··· Records for this task ···

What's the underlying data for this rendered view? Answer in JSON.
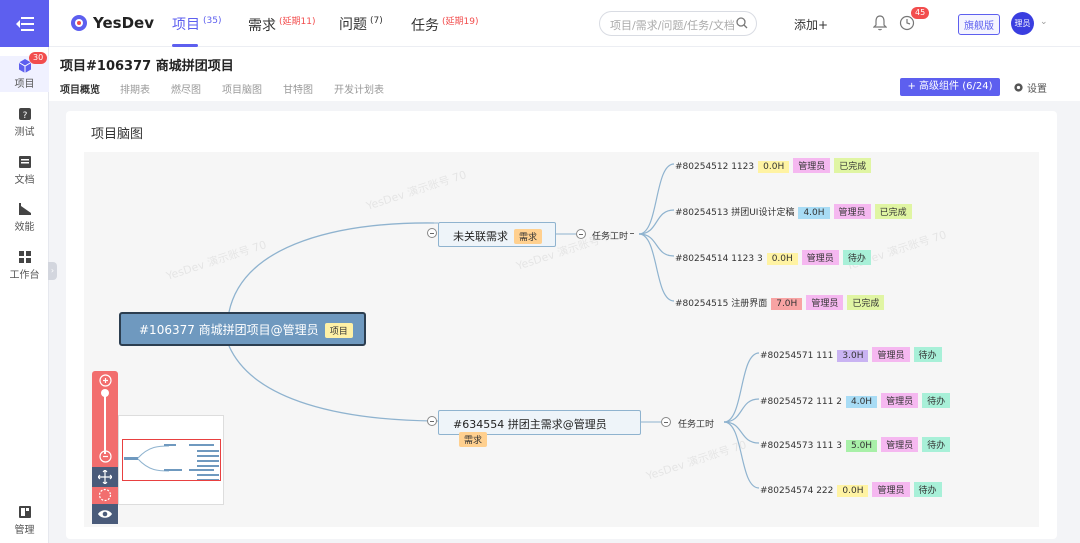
{
  "app": {
    "name": "YesDev"
  },
  "topnav": [
    {
      "label": "项目",
      "sup": "(35)",
      "sup_red": false
    },
    {
      "label": "需求",
      "sup": "(延期11)",
      "sup_red": true
    },
    {
      "label": "问题",
      "sup": "(7)",
      "sup_red": false
    },
    {
      "label": "任务",
      "sup": "(延期19)",
      "sup_red": true
    }
  ],
  "search": {
    "placeholder": "项目/需求/问题/任务/文档"
  },
  "add_label": "添加+",
  "notifications": {
    "clock_badge": "45"
  },
  "flagship_label": "旗舰版",
  "avatar_text": "理员",
  "rail": {
    "items": [
      {
        "label": "项目",
        "icon": "cube-icon",
        "badge": "30"
      },
      {
        "label": "测试",
        "icon": "test-icon"
      },
      {
        "label": "文档",
        "icon": "doc-icon"
      },
      {
        "label": "效能",
        "icon": "chart-icon"
      },
      {
        "label": "工作台",
        "icon": "workbench-icon"
      }
    ],
    "bottom": {
      "label": "管理",
      "icon": "manage-icon"
    }
  },
  "project": {
    "title": "项目#106377 商城拼团项目",
    "tabs": [
      "项目概览",
      "排期表",
      "燃尽图",
      "项目脑图",
      "甘特图",
      "开发计划表"
    ],
    "advanced_button": "+ 高级组件 (6/24)",
    "settings_label": "设置"
  },
  "mindmap": {
    "card_title": "项目脑图",
    "root": {
      "label": "#106377 商城拼团项目@管理员",
      "tag": "项目"
    },
    "branches": [
      {
        "label": "未关联需求",
        "tag": "需求",
        "group": "任务工时",
        "tasks": [
          {
            "name": "#80254512 1123",
            "hours": "0.0H",
            "hours_color": "#fff3a3",
            "owner": "管理员",
            "status": "已完成"
          },
          {
            "name": "#80254513 拼团UI设计定稿",
            "hours": "4.0H",
            "hours_color": "#a8dcf5",
            "owner": "管理员",
            "status": "已完成"
          },
          {
            "name": "#80254514 1123 3",
            "hours": "0.0H",
            "hours_color": "#fff3a3",
            "owner": "管理员",
            "status": "待办"
          },
          {
            "name": "#80254515 注册界面",
            "hours": "7.0H",
            "hours_color": "#f8a3a3",
            "owner": "管理员",
            "status": "已完成"
          }
        ]
      },
      {
        "label": "#634554 拼团主需求@管理员",
        "tag": "需求",
        "group": "任务工时",
        "tasks": [
          {
            "name": "#80254571 111",
            "hours": "3.0H",
            "hours_color": "#c9b3f2",
            "owner": "管理员",
            "status": "待办"
          },
          {
            "name": "#80254572 111 2",
            "hours": "4.0H",
            "hours_color": "#a8dcf5",
            "owner": "管理员",
            "status": "待办"
          },
          {
            "name": "#80254573 111 3",
            "hours": "5.0H",
            "hours_color": "#a8f0a8",
            "owner": "管理员",
            "status": "待办"
          },
          {
            "name": "#80254574 222",
            "hours": "0.0H",
            "hours_color": "#fff3a3",
            "owner": "管理员",
            "status": "待办"
          }
        ]
      }
    ]
  },
  "watermark": "YesDev 演示账号 70"
}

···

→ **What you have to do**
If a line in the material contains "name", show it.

→ **Answer section**
    "name": "YesDev"
            "name": "#80254512 1123",
            "name": "#80254513 拼团UI设计定稿",
            "name": "#80254514 1123 3",
            "name": "#80254515 注册界面",
            "name": "#80254571 111",
            "name": "#80254572 111 2",
            "name": "#80254573 111 3",
            "name": "#80254574 222",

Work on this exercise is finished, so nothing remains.